● THE TASK
Take the entries below and retype them word for word, excluding the images.

(Saved data entries)
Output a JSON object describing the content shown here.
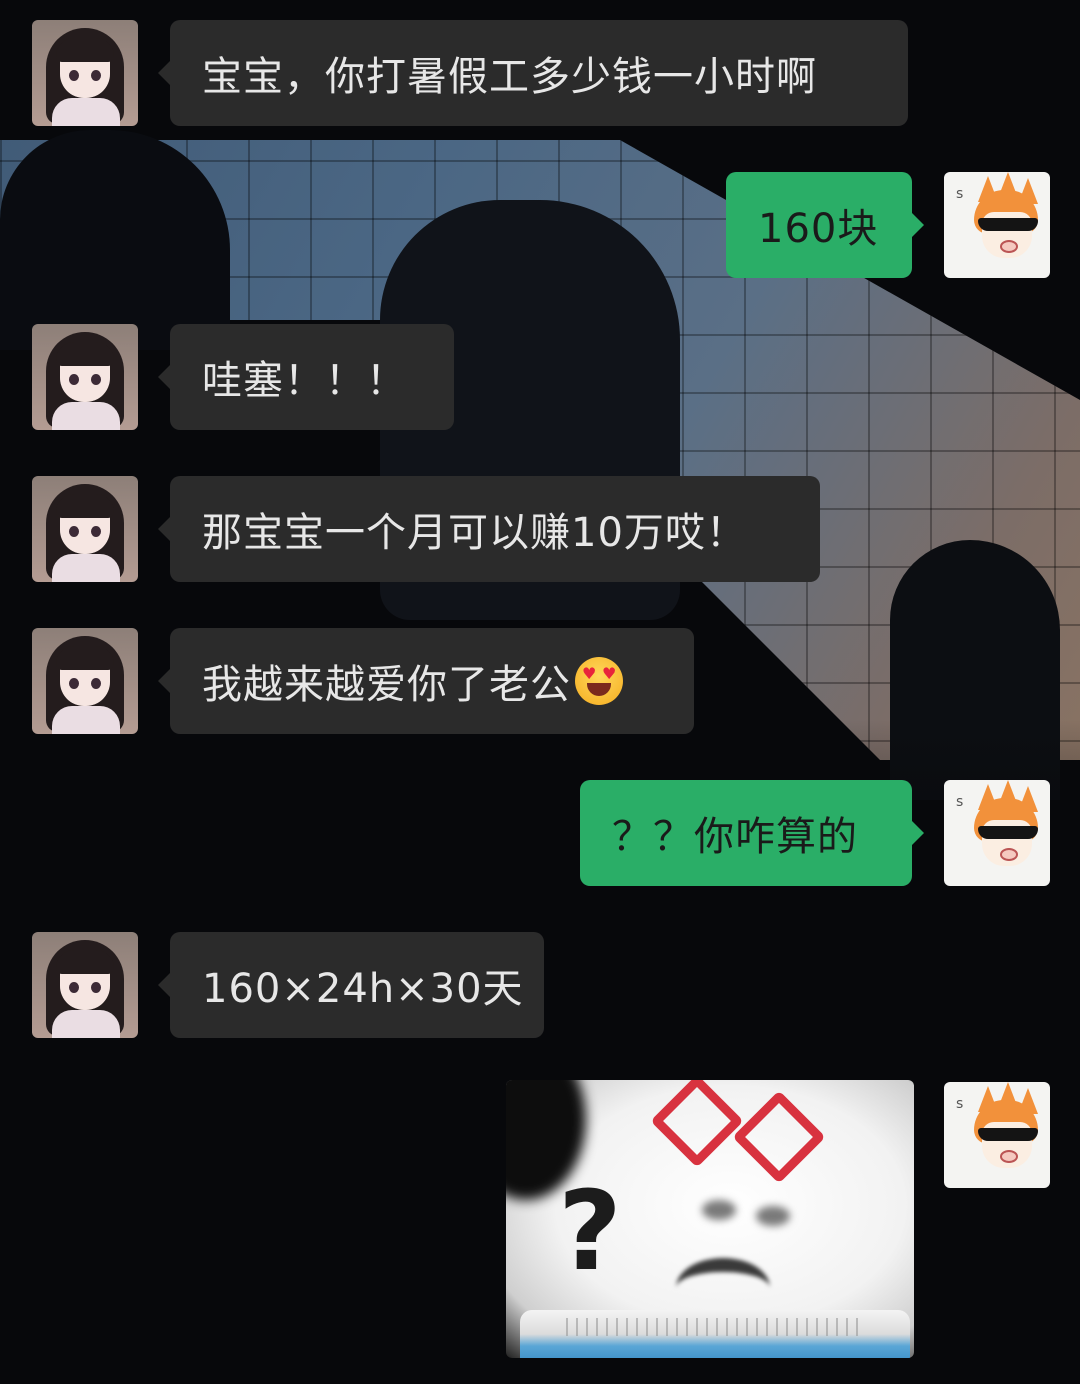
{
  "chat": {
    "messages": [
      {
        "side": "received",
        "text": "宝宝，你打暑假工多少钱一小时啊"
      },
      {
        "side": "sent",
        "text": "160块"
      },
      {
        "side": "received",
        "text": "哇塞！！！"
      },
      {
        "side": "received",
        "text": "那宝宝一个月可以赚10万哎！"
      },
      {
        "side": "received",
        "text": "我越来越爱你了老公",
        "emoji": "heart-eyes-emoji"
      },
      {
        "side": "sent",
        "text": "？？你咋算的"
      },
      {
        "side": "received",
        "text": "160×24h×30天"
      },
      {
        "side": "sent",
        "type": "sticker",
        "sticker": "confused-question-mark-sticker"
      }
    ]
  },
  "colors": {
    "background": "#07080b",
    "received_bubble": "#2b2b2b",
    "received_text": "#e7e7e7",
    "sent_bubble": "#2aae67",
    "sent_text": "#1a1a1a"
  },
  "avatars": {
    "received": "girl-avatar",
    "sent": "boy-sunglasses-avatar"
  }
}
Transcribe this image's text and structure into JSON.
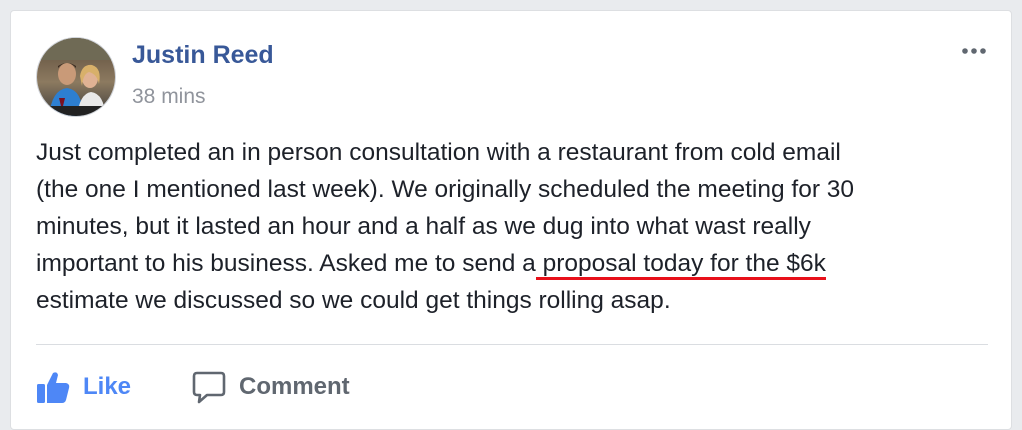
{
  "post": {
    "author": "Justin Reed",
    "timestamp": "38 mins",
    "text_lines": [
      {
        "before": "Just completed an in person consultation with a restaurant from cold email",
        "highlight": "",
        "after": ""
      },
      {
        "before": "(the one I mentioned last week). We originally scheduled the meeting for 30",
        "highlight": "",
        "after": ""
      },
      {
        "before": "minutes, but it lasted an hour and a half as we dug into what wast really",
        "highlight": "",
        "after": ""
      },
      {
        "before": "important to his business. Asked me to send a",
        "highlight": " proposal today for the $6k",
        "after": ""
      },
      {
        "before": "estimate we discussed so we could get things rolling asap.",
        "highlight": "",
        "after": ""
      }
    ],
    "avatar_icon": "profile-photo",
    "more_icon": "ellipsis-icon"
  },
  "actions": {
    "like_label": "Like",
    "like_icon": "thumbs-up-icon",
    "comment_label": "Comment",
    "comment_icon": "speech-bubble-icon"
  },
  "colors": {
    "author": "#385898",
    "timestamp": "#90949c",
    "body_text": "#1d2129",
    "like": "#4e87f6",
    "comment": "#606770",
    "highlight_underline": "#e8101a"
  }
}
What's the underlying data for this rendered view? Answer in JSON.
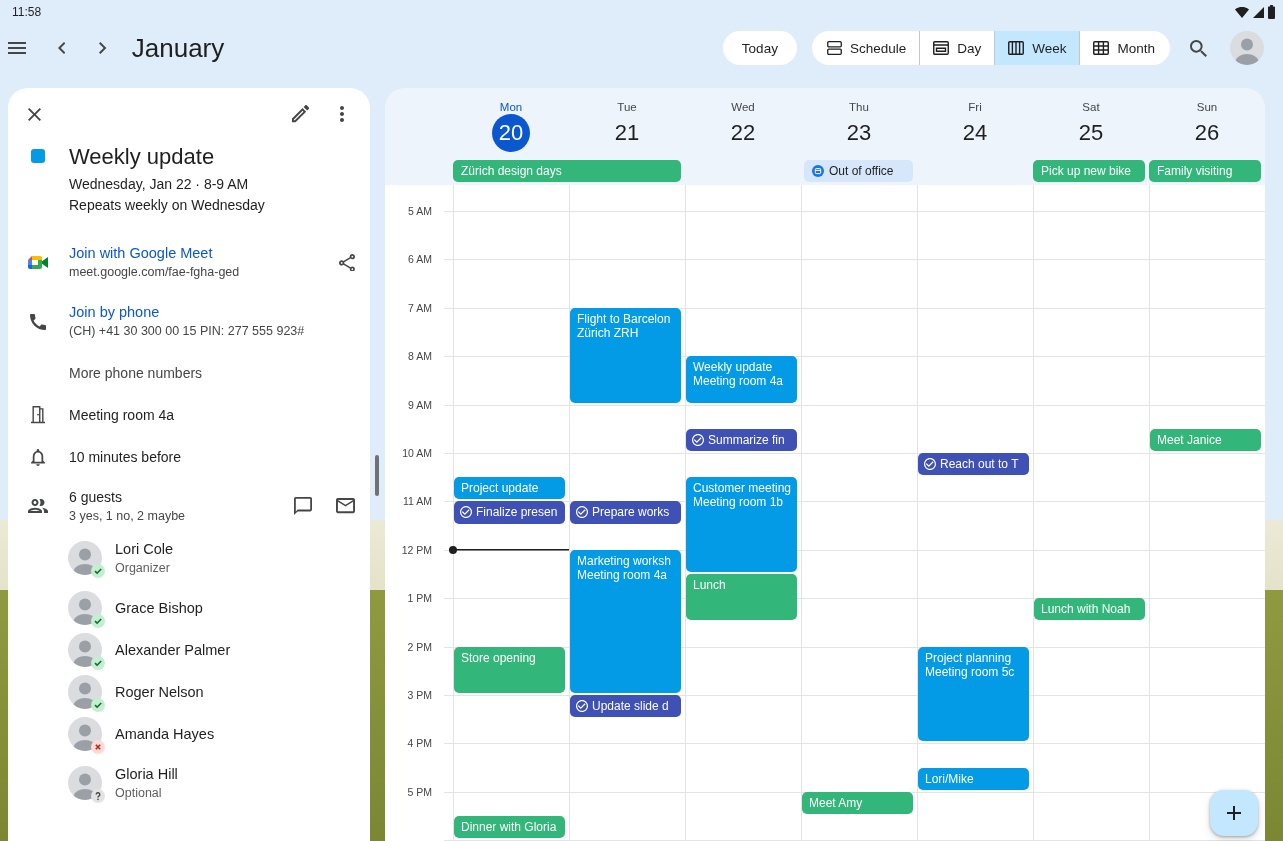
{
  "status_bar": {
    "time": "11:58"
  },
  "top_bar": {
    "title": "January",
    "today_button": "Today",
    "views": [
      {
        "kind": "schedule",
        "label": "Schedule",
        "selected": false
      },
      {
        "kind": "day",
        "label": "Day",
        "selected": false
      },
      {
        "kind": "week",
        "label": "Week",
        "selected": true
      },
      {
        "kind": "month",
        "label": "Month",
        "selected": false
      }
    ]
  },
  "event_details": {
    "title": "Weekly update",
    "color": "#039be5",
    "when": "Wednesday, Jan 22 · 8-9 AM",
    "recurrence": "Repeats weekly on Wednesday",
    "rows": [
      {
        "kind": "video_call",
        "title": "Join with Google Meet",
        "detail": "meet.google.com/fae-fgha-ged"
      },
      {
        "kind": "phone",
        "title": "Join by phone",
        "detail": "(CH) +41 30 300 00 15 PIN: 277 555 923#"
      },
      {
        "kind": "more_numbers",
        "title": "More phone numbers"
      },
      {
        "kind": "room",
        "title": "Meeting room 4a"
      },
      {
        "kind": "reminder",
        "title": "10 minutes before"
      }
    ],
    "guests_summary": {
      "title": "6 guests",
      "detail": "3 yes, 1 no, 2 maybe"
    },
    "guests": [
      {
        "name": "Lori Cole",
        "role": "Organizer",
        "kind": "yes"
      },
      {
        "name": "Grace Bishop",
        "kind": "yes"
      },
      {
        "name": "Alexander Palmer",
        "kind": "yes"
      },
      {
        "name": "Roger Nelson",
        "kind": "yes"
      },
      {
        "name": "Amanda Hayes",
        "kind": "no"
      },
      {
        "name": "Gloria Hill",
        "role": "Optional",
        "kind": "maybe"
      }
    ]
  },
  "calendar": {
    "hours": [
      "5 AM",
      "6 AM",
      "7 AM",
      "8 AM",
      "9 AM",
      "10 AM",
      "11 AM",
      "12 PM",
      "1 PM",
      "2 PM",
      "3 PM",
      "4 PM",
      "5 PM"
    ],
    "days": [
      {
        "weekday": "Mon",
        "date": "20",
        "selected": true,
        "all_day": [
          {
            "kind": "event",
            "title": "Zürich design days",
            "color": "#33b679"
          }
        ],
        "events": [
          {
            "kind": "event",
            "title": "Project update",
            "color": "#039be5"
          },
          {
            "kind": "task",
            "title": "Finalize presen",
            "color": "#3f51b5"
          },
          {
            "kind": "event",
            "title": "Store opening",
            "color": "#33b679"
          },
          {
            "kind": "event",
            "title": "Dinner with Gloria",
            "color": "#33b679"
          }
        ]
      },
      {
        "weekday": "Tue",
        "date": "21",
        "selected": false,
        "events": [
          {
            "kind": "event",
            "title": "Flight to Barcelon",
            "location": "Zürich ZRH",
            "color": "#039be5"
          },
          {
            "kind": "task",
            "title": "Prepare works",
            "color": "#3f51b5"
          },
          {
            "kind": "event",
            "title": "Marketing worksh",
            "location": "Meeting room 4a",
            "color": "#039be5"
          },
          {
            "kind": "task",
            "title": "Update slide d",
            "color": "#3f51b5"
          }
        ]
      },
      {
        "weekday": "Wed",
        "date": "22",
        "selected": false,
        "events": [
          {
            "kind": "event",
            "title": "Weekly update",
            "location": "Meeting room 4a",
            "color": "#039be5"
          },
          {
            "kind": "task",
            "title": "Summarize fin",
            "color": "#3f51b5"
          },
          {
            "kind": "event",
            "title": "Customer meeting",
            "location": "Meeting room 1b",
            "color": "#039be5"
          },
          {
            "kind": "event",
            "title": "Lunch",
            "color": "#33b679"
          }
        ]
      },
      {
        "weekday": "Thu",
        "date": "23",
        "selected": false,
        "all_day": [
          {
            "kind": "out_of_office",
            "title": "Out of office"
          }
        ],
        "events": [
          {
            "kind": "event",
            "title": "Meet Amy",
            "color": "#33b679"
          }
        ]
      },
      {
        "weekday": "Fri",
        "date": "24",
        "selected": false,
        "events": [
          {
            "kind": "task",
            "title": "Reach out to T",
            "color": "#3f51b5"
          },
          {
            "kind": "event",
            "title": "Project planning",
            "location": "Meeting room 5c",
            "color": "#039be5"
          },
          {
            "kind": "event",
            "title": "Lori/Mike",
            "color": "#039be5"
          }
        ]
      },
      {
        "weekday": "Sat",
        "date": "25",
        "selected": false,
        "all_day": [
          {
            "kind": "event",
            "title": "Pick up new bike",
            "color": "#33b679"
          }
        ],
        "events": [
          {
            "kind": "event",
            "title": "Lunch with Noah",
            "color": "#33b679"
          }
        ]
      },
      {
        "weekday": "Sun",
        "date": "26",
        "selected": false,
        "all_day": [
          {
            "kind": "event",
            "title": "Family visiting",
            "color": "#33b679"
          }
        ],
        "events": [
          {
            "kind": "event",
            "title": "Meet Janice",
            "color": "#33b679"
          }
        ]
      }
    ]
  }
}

● TASK ANSWER
Output a JSON object describing the content shown here.
{
  "chat": {
    "messages": [
      {
        "side": "received",
        "text": "宝宝，你打暑假工多少钱一小时啊"
      },
      {
        "side": "sent",
        "text": "160块"
      },
      {
        "side": "received",
        "text": "哇塞！！！"
      },
      {
        "side": "received",
        "text": "那宝宝一个月可以赚10万哎！"
      },
      {
        "side": "received",
        "text": "我越来越爱你了老公",
        "emoji": "heart-eyes-emoji"
      },
      {
        "side": "sent",
        "text": "？？你咋算的"
      },
      {
        "side": "received",
        "text": "160×24h×30天"
      },
      {
        "side": "sent",
        "type": "sticker",
        "sticker": "confused-question-mark-sticker"
      }
    ]
  },
  "colors": {
    "background": "#07080b",
    "received_bubble": "#2b2b2b",
    "received_text": "#e7e7e7",
    "sent_bubble": "#2aae67",
    "sent_text": "#1a1a1a"
  },
  "avatars": {
    "received": "girl-avatar",
    "sent": "boy-sunglasses-avatar"
  }
}
Transcribe this image's text and structure into JSON.
{
  "post": {
    "author": "Justin Reed",
    "timestamp": "38 mins",
    "text_lines": [
      {
        "before": "Just completed an in person consultation with a restaurant from cold email",
        "highlight": "",
        "after": ""
      },
      {
        "before": "(the one I mentioned last week). We originally scheduled the meeting for 30",
        "highlight": "",
        "after": ""
      },
      {
        "before": "minutes, but it lasted an hour and a half as we dug into what wast really",
        "highlight": "",
        "after": ""
      },
      {
        "before": "important to his business. Asked me to send a",
        "highlight": " proposal today for the $6k",
        "after": ""
      },
      {
        "before": "estimate we discussed so we could get things rolling asap.",
        "highlight": "",
        "after": ""
      }
    ],
    "avatar_icon": "profile-photo",
    "more_icon": "ellipsis-icon"
  },
  "actions": {
    "like_label": "Like",
    "like_icon": "thumbs-up-icon",
    "comment_label": "Comment",
    "comment_icon": "speech-bubble-icon"
  },
  "colors": {
    "author": "#385898",
    "timestamp": "#90949c",
    "body_text": "#1d2129",
    "like": "#4e87f6",
    "comment": "#606770",
    "highlight_underline": "#e8101a"
  }
}
What's the underlying data for this rendered view? Answer in JSON.
{
  "status_bar": {
    "time": "11:58"
  },
  "top_bar": {
    "title": "January",
    "today_button": "Today",
    "views": [
      {
        "kind": "schedule",
        "label": "Schedule",
        "selected": false
      },
      {
        "kind": "day",
        "label": "Day",
        "selected": false
      },
      {
        "kind": "week",
        "label": "Week",
        "selected": true
      },
      {
        "kind": "month",
        "label": "Month",
        "selected": false
      }
    ]
  },
  "event_details": {
    "title": "Weekly update",
    "color": "#039be5",
    "when": "Wednesday, Jan 22 · 8-9 AM",
    "recurrence": "Repeats weekly on Wednesday",
    "rows": [
      {
        "kind": "video_call",
        "title": "Join with Google Meet",
        "detail": "meet.google.com/fae-fgha-ged"
      },
      {
        "kind": "phone",
        "title": "Join by phone",
        "detail": "(CH) +41 30 300 00 15 PIN: 277 555 923#"
      },
      {
        "kind": "more_numbers",
        "title": "More phone numbers"
      },
      {
        "kind": "room",
        "title": "Meeting room 4a"
      },
      {
        "kind": "reminder",
        "title": "10 minutes before"
      }
    ],
    "guests_summary": {
      "title": "6 guests",
      "detail": "3 yes, 1 no, 2 maybe"
    },
    "guests": [
      {
        "name": "Lori Cole",
        "role": "Organizer",
        "kind": "yes"
      },
      {
        "name": "Grace Bishop",
        "kind": "yes"
      },
      {
        "name": "Alexander Palmer",
        "kind": "yes"
      },
      {
        "name": "Roger Nelson",
        "kind": "yes"
      },
      {
        "name": "Amanda Hayes",
        "kind": "no"
      },
      {
        "name": "Gloria Hill",
        "role": "Optional",
        "kind": "maybe"
      }
    ]
  },
  "calendar": {
    "hours": [
      "5 AM",
      "6 AM",
      "7 AM",
      "8 AM",
      "9 AM",
      "10 AM",
      "11 AM",
      "12 PM",
      "1 PM",
      "2 PM",
      "3 PM",
      "4 PM",
      "5 PM"
    ],
    "days": [
      {
        "weekday": "Mon",
        "date": "20",
        "selected": true,
        "all_day": [
          {
            "kind": "event",
            "title": "Zürich design days",
            "color": "#33b679"
          }
        ],
        "events": [
          {
            "kind": "event",
            "title": "Project update",
            "color": "#039be5"
          },
          {
            "kind": "task",
            "title": "Finalize presen",
            "color": "#3f51b5"
          },
          {
            "kind": "event",
            "title": "Store opening",
            "color": "#33b679"
          },
          {
            "kind": "event",
            "title": "Dinner with Gloria",
            "color": "#33b679"
          }
        ]
      },
      {
        "weekday": "Tue",
        "date": "21",
        "selected": false,
        "events": [
          {
            "kind": "event",
            "title": "Flight to Barcelon",
            "location": "Zürich ZRH",
            "color": "#039be5"
          },
          {
            "kind": "task",
            "title": "Prepare works",
            "color": "#3f51b5"
          },
          {
            "kind": "event",
            "title": "Marketing worksh",
            "location": "Meeting room 4a",
            "color": "#039be5"
          },
          {
            "kind": "task",
            "title": "Update slide d",
            "color": "#3f51b5"
          }
        ]
      },
      {
        "weekday": "Wed",
        "date": "22",
        "selected": false,
        "events": [
          {
            "kind": "event",
            "title": "Weekly update",
            "location": "Meeting room 4a",
            "color": "#039be5"
          },
          {
            "kind": "task",
            "title": "Summarize fin",
            "color": "#3f51b5"
          },
          {
            "kind": "event",
            "title": "Customer meeting",
            "location": "Meeting room 1b",
            "color": "#039be5"
          },
          {
            "kind": "event",
            "title": "Lunch",
            "color": "#33b679"
          }
        ]
      },
      {
        "weekday": "Thu",
        "date": "23",
        "selected": false,
        "all_day": [
          {
            "kind": "out_of_office",
            "title": "Out of office"
          }
        ],
        "events": [
          {
            "kind": "event",
            "title": "Meet Amy",
            "color": "#33b679"
          }
        ]
      },
      {
        "weekday": "Fri",
        "date": "24",
        "selected": false,
        "events": [
          {
            "kind": "task",
            "title": "Reach out to T",
            "color": "#3f51b5"
          },
          {
            "kind": "event",
            "title": "Project planning",
            "location": "Meeting room 5c",
            "color": "#039be5"
          },
          {
            "kind": "event",
            "title": "Lori/Mike",
            "color": "#039be5"
          }
        ]
      },
      {
        "weekday": "Sat",
        "date": "25",
        "selected": false,
        "all_day": [
          {
            "kind": "event",
            "title": "Pick up new bike",
            "color": "#33b679"
          }
        ],
        "events": [
          {
            "kind": "event",
            "title": "Lunch with Noah",
            "color": "#33b679"
          }
        ]
      },
      {
        "weekday": "Sun",
        "date": "26",
        "selected": false,
        "all_day": [
          {
            "kind": "event",
            "title": "Family visiting",
            "color": "#33b679"
          }
        ],
        "events": [
          {
            "kind": "event",
            "title": "Meet Janice",
            "color": "#33b679"
          }
        ]
      }
    ]
  }
}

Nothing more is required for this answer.